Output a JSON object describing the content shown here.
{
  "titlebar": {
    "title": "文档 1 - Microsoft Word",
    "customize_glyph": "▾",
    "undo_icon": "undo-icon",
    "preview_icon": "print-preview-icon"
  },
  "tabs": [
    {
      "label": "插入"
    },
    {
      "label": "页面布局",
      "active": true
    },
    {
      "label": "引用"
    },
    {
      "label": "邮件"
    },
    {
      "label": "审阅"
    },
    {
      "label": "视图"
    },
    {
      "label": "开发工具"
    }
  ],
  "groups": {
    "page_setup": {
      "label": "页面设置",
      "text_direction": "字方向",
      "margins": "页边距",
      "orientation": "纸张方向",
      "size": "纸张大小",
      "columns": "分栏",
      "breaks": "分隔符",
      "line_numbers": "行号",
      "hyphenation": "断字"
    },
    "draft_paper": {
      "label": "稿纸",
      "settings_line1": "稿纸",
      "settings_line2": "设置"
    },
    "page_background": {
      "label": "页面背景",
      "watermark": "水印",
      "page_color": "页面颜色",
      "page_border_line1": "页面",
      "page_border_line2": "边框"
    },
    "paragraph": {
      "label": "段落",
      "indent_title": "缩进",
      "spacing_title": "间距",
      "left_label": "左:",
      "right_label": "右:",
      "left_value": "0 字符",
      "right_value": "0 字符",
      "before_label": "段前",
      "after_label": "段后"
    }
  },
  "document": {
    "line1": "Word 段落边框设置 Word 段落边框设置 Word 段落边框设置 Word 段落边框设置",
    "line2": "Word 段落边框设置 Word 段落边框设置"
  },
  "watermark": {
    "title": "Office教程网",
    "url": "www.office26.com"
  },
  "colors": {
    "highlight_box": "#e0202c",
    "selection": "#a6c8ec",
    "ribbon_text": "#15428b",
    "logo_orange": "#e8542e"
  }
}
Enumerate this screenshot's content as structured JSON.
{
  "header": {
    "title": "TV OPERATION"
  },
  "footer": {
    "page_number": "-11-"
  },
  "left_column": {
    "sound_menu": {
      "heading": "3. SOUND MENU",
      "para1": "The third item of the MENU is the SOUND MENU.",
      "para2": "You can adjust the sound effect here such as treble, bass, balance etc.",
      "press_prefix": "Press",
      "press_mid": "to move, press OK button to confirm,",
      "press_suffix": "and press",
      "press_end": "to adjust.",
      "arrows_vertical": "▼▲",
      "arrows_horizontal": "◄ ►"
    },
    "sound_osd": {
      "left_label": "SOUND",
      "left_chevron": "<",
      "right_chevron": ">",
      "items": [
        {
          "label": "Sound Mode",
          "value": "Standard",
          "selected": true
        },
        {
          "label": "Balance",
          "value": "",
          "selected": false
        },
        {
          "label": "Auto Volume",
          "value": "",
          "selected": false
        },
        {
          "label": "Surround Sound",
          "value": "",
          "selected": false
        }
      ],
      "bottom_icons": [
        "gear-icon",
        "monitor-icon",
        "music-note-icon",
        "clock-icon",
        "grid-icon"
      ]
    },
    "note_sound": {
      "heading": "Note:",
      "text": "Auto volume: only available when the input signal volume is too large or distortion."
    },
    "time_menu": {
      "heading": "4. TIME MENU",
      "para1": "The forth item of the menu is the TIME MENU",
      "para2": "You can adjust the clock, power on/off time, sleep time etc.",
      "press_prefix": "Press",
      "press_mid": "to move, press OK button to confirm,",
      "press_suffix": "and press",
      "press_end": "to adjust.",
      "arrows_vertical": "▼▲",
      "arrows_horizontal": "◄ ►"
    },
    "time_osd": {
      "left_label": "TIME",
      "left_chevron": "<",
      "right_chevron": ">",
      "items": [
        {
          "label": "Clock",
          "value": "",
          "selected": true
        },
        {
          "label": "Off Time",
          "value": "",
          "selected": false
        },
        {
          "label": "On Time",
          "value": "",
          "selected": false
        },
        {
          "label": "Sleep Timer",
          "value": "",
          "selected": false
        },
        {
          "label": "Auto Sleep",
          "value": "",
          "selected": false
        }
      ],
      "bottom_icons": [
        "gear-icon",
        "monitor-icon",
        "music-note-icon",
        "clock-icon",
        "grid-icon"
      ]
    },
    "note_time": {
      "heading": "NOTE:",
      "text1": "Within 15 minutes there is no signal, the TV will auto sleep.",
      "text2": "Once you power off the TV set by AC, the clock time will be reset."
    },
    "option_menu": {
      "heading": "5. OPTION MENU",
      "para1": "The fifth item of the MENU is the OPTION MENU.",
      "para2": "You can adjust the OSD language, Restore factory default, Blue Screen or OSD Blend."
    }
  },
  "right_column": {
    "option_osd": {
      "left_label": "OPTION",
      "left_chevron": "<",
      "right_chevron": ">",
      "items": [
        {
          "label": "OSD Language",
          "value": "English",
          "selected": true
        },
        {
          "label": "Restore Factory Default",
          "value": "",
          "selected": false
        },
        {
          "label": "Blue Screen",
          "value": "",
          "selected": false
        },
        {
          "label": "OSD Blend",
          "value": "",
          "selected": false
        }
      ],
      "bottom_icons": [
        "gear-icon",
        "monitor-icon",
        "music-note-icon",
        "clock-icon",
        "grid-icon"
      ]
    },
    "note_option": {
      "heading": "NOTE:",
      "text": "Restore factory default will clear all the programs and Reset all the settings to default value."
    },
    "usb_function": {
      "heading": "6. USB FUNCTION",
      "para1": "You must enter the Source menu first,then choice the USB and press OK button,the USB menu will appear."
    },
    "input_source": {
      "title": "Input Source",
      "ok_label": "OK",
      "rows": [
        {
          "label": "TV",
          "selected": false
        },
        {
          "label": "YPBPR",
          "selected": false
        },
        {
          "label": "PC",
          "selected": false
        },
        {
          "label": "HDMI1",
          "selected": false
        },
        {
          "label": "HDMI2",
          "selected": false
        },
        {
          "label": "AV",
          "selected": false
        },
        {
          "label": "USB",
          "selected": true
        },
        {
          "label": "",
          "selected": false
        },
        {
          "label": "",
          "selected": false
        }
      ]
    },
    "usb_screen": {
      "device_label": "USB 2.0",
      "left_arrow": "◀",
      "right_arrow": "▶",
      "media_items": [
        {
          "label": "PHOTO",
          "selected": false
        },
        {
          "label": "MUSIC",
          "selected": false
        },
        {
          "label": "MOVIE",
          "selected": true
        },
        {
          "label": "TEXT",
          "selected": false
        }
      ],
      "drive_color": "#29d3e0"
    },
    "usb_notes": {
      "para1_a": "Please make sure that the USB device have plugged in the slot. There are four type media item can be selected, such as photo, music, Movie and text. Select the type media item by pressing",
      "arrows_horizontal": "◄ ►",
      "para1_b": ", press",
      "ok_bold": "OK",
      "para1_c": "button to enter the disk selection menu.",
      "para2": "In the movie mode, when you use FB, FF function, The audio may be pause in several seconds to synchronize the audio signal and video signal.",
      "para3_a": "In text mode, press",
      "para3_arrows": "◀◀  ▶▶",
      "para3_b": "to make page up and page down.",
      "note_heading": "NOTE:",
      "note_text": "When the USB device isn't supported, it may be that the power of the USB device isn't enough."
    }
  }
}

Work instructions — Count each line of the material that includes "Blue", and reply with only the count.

Exercise output — 2